Origins and History

The kingdoms which existed prior to the Empire generally functioned on a quasi-feudal structure. The kings in the major cities received tribute from the khadir and majakhadir under them, and a portion of this tribute consisted of young men conscripted to serve in the king's military, sent with arms provided by the tributary. The standing armies were relatively small, but in times of war kings would demand larger levies in order to defend the kingdom or expand its borders. In the bellicose later years of the Seven Kingdoms period, the king of Sravi had taken to maintaining a much larger standing army in order to meet the number of threats on all sides, and he provided them with the customary red uniforms which became the hallmark of the Red Men.

When the Emperor Aidasa united Amur, he did away with this system for imperial purposes. He restricted the size of the armies that the kings themselves could raise in order to limit their ability to foment rebellion, and he set up an orderly system of imperial conscription to provide a permanent standing army for the Empire. However, he took the existing armies of Sravi (now called Majasravi) and Davrakhanda and united them in the fortress of the Dhigvaditya in Majasravi, then further increased their size with a regular imperial conscription system.

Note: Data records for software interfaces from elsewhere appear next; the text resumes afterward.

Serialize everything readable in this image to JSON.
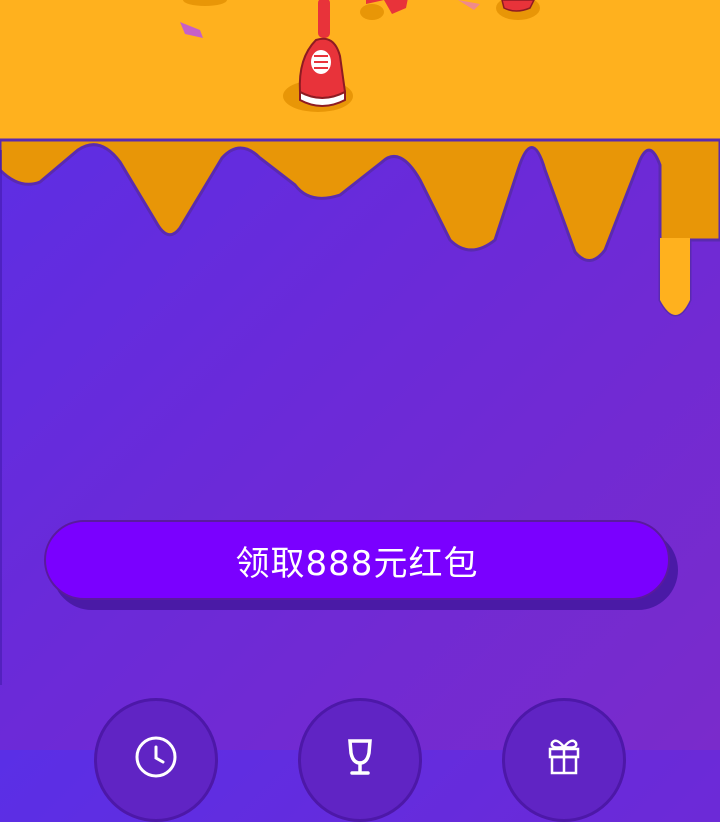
{
  "cta": {
    "label": "领取888元红包"
  },
  "bottom_nav": {
    "items": [
      {
        "icon": "clock-icon"
      },
      {
        "icon": "trophy-icon"
      },
      {
        "icon": "gift-icon"
      }
    ]
  },
  "colors": {
    "top_background": "#ffb11e",
    "drip_shadow": "#e89607",
    "purple_start": "#5a2fe6",
    "purple_end": "#7a2bcb",
    "button": "#7a00ff",
    "shoe_red": "#e8333a"
  }
}
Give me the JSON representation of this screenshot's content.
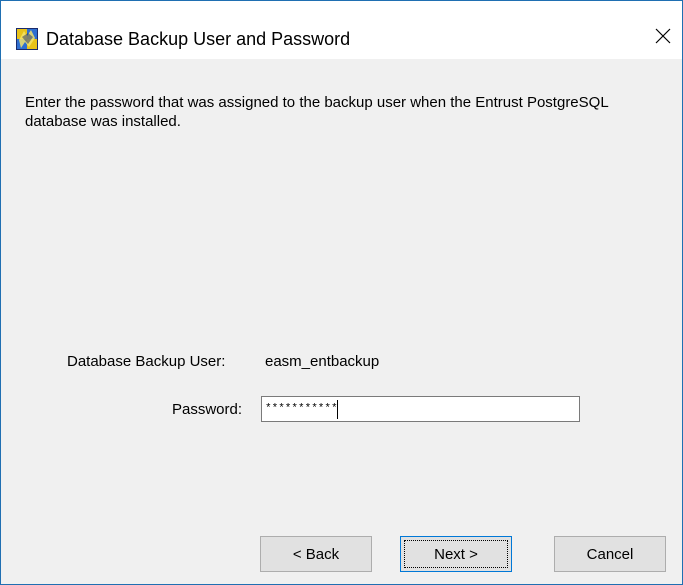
{
  "window": {
    "title": "Database Backup User and Password",
    "icon": "app-icon",
    "close_icon": "close-icon"
  },
  "main": {
    "description": "Enter the password that was assigned to the backup user when the Entrust PostgreSQL database was installed.",
    "backup_user_label": "Database Backup User:",
    "backup_user_value": "easm_entbackup",
    "password_label": "Password:",
    "password_value": "***********"
  },
  "buttons": {
    "back": "< Back",
    "next": "Next >",
    "cancel": "Cancel"
  },
  "colors": {
    "window_border": "#1f6fb2",
    "button_focus_border": "#0078d7",
    "background": "#f0f0f0"
  }
}
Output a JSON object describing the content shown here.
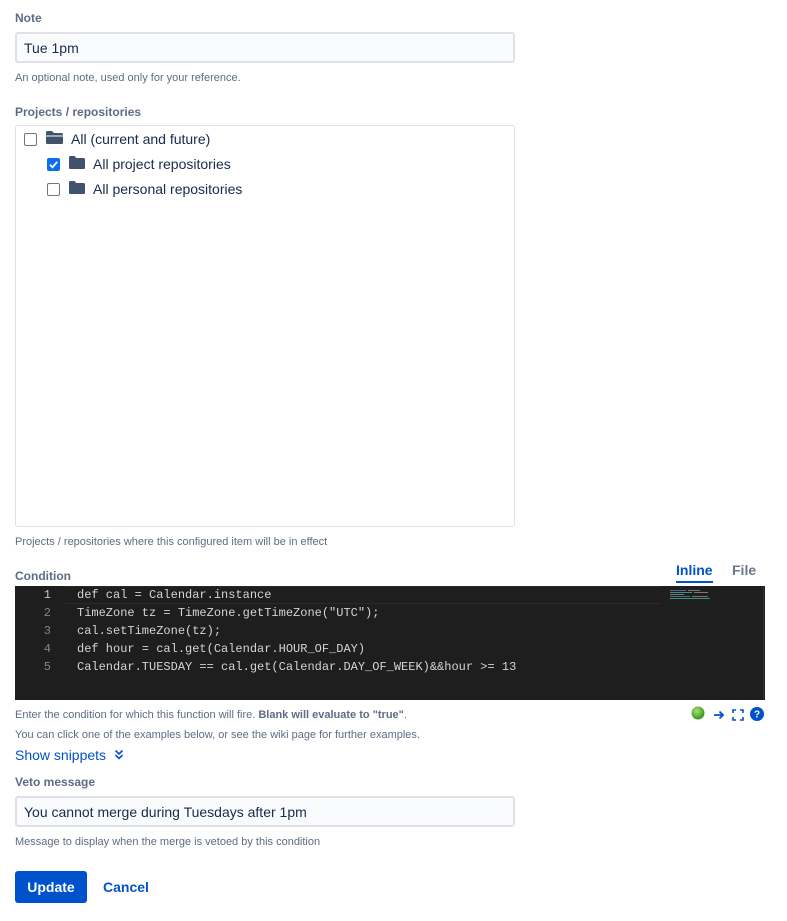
{
  "note": {
    "label": "Note",
    "value": "Tue 1pm",
    "help": "An optional note, used only for your reference."
  },
  "projects": {
    "label": "Projects / repositories",
    "items": [
      {
        "label": "All (current and future)",
        "checked": false,
        "icon": "folder-open-icon"
      },
      {
        "label": "All project repositories",
        "checked": true,
        "icon": "folder-icon"
      },
      {
        "label": "All personal repositories",
        "checked": false,
        "icon": "folder-icon"
      }
    ],
    "help": "Projects / repositories where this configured item will be in effect"
  },
  "condition": {
    "label": "Condition",
    "tabs": [
      {
        "label": "Inline",
        "active": true
      },
      {
        "label": "File",
        "active": false
      }
    ],
    "line_numbers": [
      "1",
      "2",
      "3",
      "4",
      "5"
    ],
    "code_lines": [
      "def cal = Calendar.instance",
      "TimeZone tz = TimeZone.getTimeZone(\"UTC\");",
      "cal.setTimeZone(tz);",
      "def hour = cal.get(Calendar.HOUR_OF_DAY)",
      "Calendar.TUESDAY == cal.get(Calendar.DAY_OF_WEEK)&&hour >= 13"
    ],
    "help_prefix": "Enter the condition for which this function will fire. ",
    "help_bold": "Blank will evaluate to \"true\"",
    "help_suffix": ".",
    "examples_help": "You can click one of the examples below, or see the wiki page for further examples.",
    "show_snippets": "Show snippets",
    "status_color": "#5cb85c",
    "icons": [
      "status-ok-icon",
      "arrow-right-icon",
      "fullscreen-icon",
      "help-icon"
    ]
  },
  "veto": {
    "label": "Veto message",
    "value": "You cannot merge during Tuesdays after 1pm",
    "help": "Message to display when the merge is vetoed by this condition"
  },
  "actions": {
    "update": "Update",
    "cancel": "Cancel"
  },
  "colors": {
    "accent": "#0052cc",
    "editor_bg": "#1e1e1e",
    "checkbox_checked": "#0b6ef2"
  }
}
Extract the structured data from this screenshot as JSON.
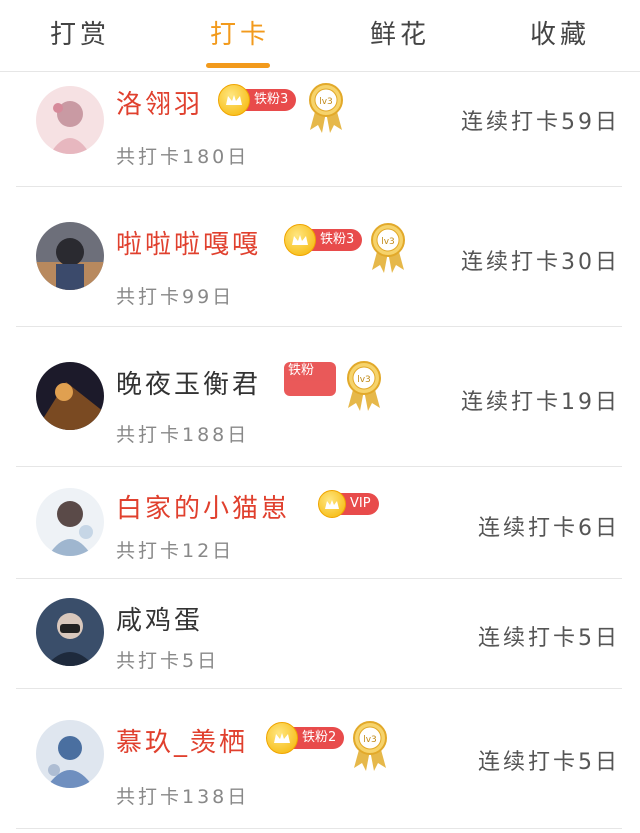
{
  "tabs": [
    {
      "label": "打赏",
      "active": false
    },
    {
      "label": "打卡",
      "active": true
    },
    {
      "label": "鲜花",
      "active": false
    },
    {
      "label": "收藏",
      "active": false
    }
  ],
  "accent_color": "#f29a1c",
  "name_red_color": "#e0402e",
  "rows": [
    {
      "name": "洛翎羽",
      "badge": "铁粉3",
      "medal": "lv3",
      "total": "共打卡180日",
      "streak": "连续打卡59日"
    },
    {
      "name": "啦啦啦嘎嘎",
      "badge": "铁粉3",
      "medal": "lv3",
      "total": "共打卡99日",
      "streak": "连续打卡30日"
    },
    {
      "name": "晚夜玉衡君",
      "badge": "铁粉",
      "medal": "lv3",
      "total": "共打卡188日",
      "streak": "连续打卡19日"
    },
    {
      "name": "白家的小猫崽",
      "badge": "VIP",
      "total": "共打卡12日",
      "streak": "连续打卡6日"
    },
    {
      "name": "咸鸡蛋",
      "total": "共打卡5日",
      "streak": "连续打卡5日"
    },
    {
      "name": "慕玖_羡栖",
      "badge": "铁粉2",
      "medal": "lv3",
      "total": "共打卡138日",
      "streak": "连续打卡5日"
    }
  ]
}
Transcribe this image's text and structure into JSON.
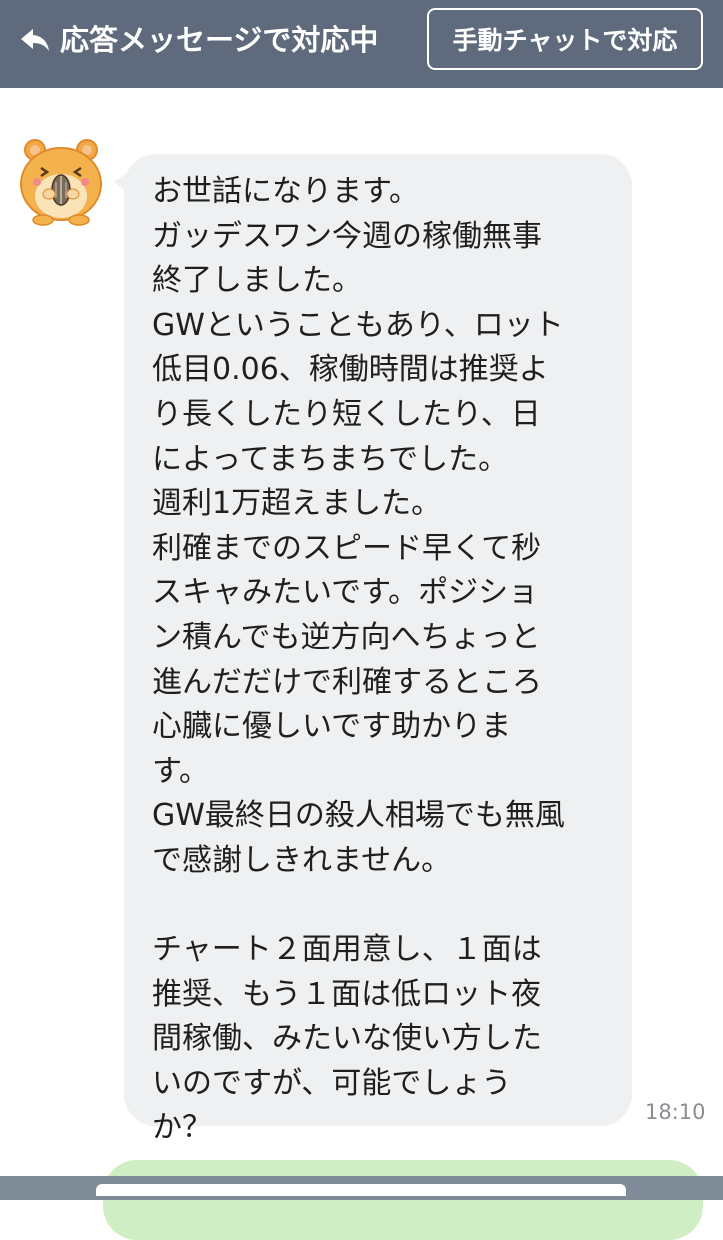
{
  "header": {
    "back_icon": "reply-arrow-icon",
    "title": "応答メッセージで対応中",
    "manual_button_label": "手動チャットで対応"
  },
  "message": {
    "avatar_icon": "hamster-avatar-icon",
    "text": "お世話になります。\nガッデスワン今週の稼働無事\n終了しました。\nGWということもあり、ロット\n低目0.06、稼働時間は推奨よ\nり長くしたり短くしたり、日\nによってまちまちでした。\n週利1万超えました。\n利確までのスピード早くて秒\nスキャみたいです。ポジショ\nン積んでも逆方向へちょっと\n進んだだけで利確するところ\n心臓に優しいです助かりま\nす。\nGW最終日の殺人相場でも無風\nで感謝しきれません。\n\nチャート２面用意し、１面は\n推奨、もう１面は低ロット夜\n間稼働、みたいな使い方した\nいのですが、可能でしょう\nか？",
    "time": "18:10"
  },
  "colors": {
    "header_bg": "#5f6b7c",
    "bubble_bg": "#eff0f1",
    "sent_bubble_bg": "#cfeec3"
  }
}
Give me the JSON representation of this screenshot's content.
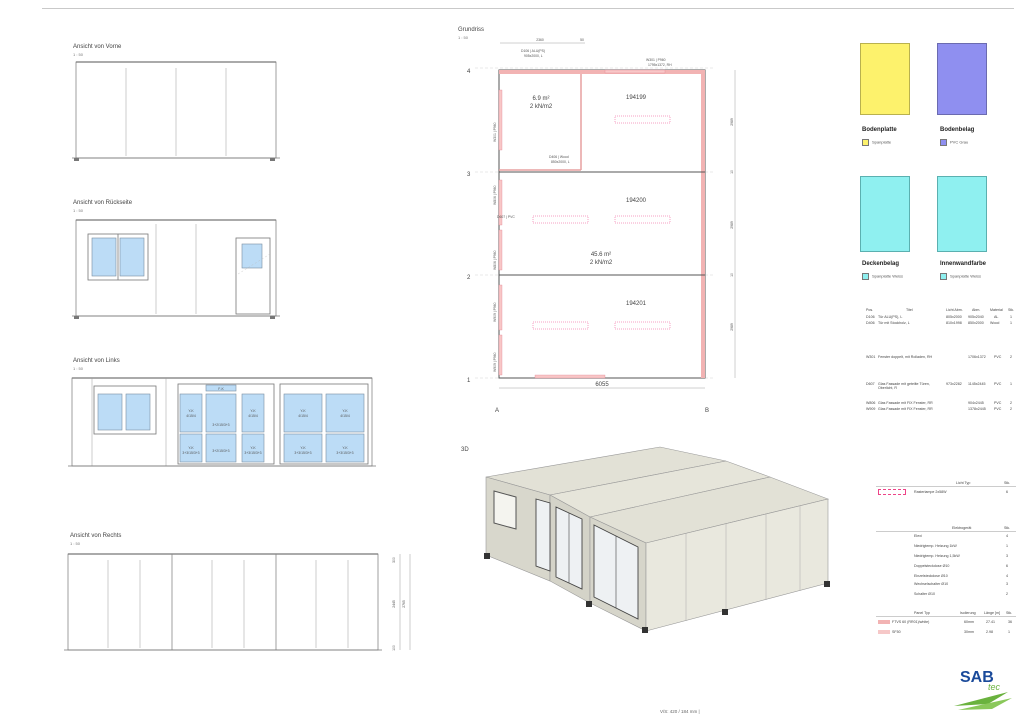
{
  "views": {
    "front": {
      "title": "Ansicht von Vorne",
      "scale": "1 : 50"
    },
    "back": {
      "title": "Ansicht von Rückseite",
      "scale": "1 : 50"
    },
    "left": {
      "title": "Ansicht von Links",
      "scale": "1 : 50"
    },
    "right": {
      "title": "Ansicht von Rechts",
      "scale": "1 : 50"
    }
  },
  "left_glass_labels": [
    "F-K",
    "Y-K\n4/15/4",
    "Y-K\n4/15/4",
    "3+2/15/3+3",
    "Y-K\n4/15/4",
    "Y-K\n4/15/4",
    "Y-K\n3+3/15/3+3",
    "3+2/15/3+3",
    "Y-K\n3+3/15/3+3",
    "Y-K\n3+3/15/3+3",
    "Y-K\n3+3/15/3+3"
  ],
  "right_dims": [
    "300",
    "2445",
    "2765",
    "100"
  ],
  "plan": {
    "title": "Grundriss",
    "scale": "1 : 50",
    "rows": [
      "4",
      "3",
      "2",
      "1"
    ],
    "cols": [
      "A",
      "B"
    ],
    "top_dims": [
      "2360",
      "50"
    ],
    "bottom_dim": "6055",
    "right_dims": [
      "2989",
      "10",
      "2989",
      "10",
      "2989"
    ],
    "rooms": [
      {
        "id": "194199",
        "area": "",
        "load": ""
      },
      {
        "id": "194200",
        "area": "",
        "load": ""
      },
      {
        "id": "194201",
        "area": "",
        "load": ""
      }
    ],
    "small_room": {
      "area": "6.9 m²",
      "load": "2 kN/m2"
    },
    "big_area": {
      "area": "45.6 m²",
      "load": "2 kN/m2"
    },
    "tags": {
      "d106": "D106 | ALU(PS)",
      "d106_sub": "905x2000, L\nPZ Lock",
      "w301_top": "W301 | P960",
      "w301_top_sub": "1795x1372, RH",
      "w301_left": "W301 | P960",
      "w301_left_sub": "1795x1372, RH",
      "d406": "D406 | Wood",
      "d406_sub": "850x2000, L\nPZ Lock",
      "w806a": "W806 | P960",
      "w806a_sub": "904x2445\nWhite/White",
      "d607": "D607 | PVC",
      "d607_sub": "1145x2445, R\nWhite/White\nPZ Lock",
      "w806b": "W806 | P960",
      "w806b_sub": "904x2445\nWhite/White",
      "w909a": "W909 | P960",
      "w909a_sub": "1378x2445\nWhite/White",
      "w909b": "W909 | P960",
      "w909b_sub": "1378x2445\nWhite/White"
    }
  },
  "label_3d": "3D",
  "legend": {
    "bodenplatte": {
      "title": "Bodenplatte",
      "item": "Spanplatte",
      "color": "#fdf26c"
    },
    "bodenbelag": {
      "title": "Bodenbelag",
      "item": "PVC Grau",
      "color": "#8f8ff0"
    },
    "deckenbelag": {
      "title": "Deckenbelag",
      "item": "Spanplatte Weiss",
      "color": "#8ff0f0"
    },
    "innenwandfarbe": {
      "title": "Innenwandfarbe",
      "item": "Spanplatte Weiss",
      "color": "#8ff0f0"
    }
  },
  "door_table": {
    "headers": [
      "Pos.",
      "Titel",
      "Licht Abm.",
      "Abm.",
      "Material",
      "Stk."
    ],
    "rows": [
      [
        "D106",
        "Tür ALU(PS), L",
        "805x2000",
        "905x2040",
        "AL",
        "1"
      ],
      [
        "D406",
        "Tür mit Stockholz, L",
        "810x1998",
        "850x2000",
        "Wood",
        "1"
      ]
    ]
  },
  "window_table": {
    "rows": [
      [
        "W301",
        "Fenster doppelt, mit Rolladen, RH",
        "",
        "1706x1372",
        "PVC",
        "2"
      ],
      [
        "D607",
        "Glas Fassade mit geteilte Türen, Oberlicht, R",
        "973x2282",
        "1145x2445",
        "PVC",
        "1"
      ],
      [
        "W806",
        "Glas Fassade mit FIX Fenster, RR",
        "",
        "904x2445",
        "PVC",
        "2"
      ],
      [
        "W909",
        "Glas Fassade mit FIX Fenster, RR",
        "",
        "1378x2445",
        "PVC",
        "2"
      ]
    ]
  },
  "light_table": {
    "headers": [
      "Licht Typ",
      "Stk."
    ],
    "rows": [
      [
        "Rasterlampe 2x58W",
        "6"
      ]
    ]
  },
  "elec_table": {
    "headers": [
      "Elektrogerät",
      "Stk."
    ],
    "rows": [
      [
        "Elexi",
        "4"
      ],
      [
        "Niedrigtemp. Heizung 1kW",
        "1"
      ],
      [
        "Niedrigtemp. Heizung 1,5kW",
        "3"
      ],
      [
        "Doppelsteckdose Ø10",
        "6"
      ],
      [
        "Einzelsteckdose Ø10",
        "4"
      ],
      [
        "Wechselschalter Ø10",
        "3"
      ],
      [
        "Schalter Ø10",
        "2"
      ]
    ]
  },
  "panel_table": {
    "headers": [
      "Panel Typ",
      "Isolierung",
      "Länge [m]",
      "Stk."
    ],
    "rows": [
      [
        "FTVS 60 (RR01)/white)",
        "60mm",
        "27.41",
        "36"
      ],
      [
        "SF50",
        "30mm",
        "2.98",
        "1"
      ]
    ]
  },
  "footer": "V/S: 420 / 184 mm |",
  "logo": {
    "text1": "SAB",
    "text2": "tec"
  }
}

Under Aidasa, an imperial census-taker would pass through a village every five years (later reduced to every three years) and select a number of conscripts. These conscripts were sent directly to the capitol for training, rather than being trained in the local cities, where they were heavily indoctrinated in the ideology, history, and purpose of the Red Men and loyalty to the Emperor.

Despite this indoctrination, the Red Men were not always perfectly loyal. Most notably, Kupshira the Emperor's Spear (the leader of the Red Men) led a successful coup against the Emperor with the backing of the Red Men and established himself as Emperor. Under Kupshira's dynasty the size of the Red Men increased and the frequency of the census was increased from once every five years to once every three years. But the Kupshira Emperors were also suspicious of the Red Men's leadership, and tended to meddle in the upper ranks much more than the Aidasa Emperors had in hopes of staving off further coups.

Structure and divisions

The headquarters for the Red Men was the Dhigvaditya, the impregnable stone fortress in Majasravi. There were three divisions of the Red Men:

  • The division of Majasravi, which was quartered in the Dhigvaditya
  • The division of Gumadha, quartered in the Triple Fortress of that city
  • The roving division, which had no permanent home but moved as required throughout Amur. The roving division was typically housed either in Majasravi or in Jaitha if it was not needed elsewhere.

The ranks within the Red Men were:

Amuran name Translation Size of command
jatta Soldier (literally "peasant")
prana Sergeant Commands a squadron of 8 soldiers
acunda Corporal Commands a "century" consisting of 12 squadrons (96 men)
madhru Lieutenant Commands a "company" with 10 centuries (960 men)
jagdi Captain Commands a "division" with a variable number of lieutenants (typically 5-15)
daridaryakami Emperor's Spear Chief of all of the Red Men

The Emperor's Spear was in charge of all of the Red Men, with the three captains of divisions mentioned above directly responsible to him. The Emperor's Spear was considered one of the two most important offices in the Empire after the Emperor himself, equal to the Emperor's Hand. The Emperor's Spear also handled the office of conscription which performed the census and brought in conscripts.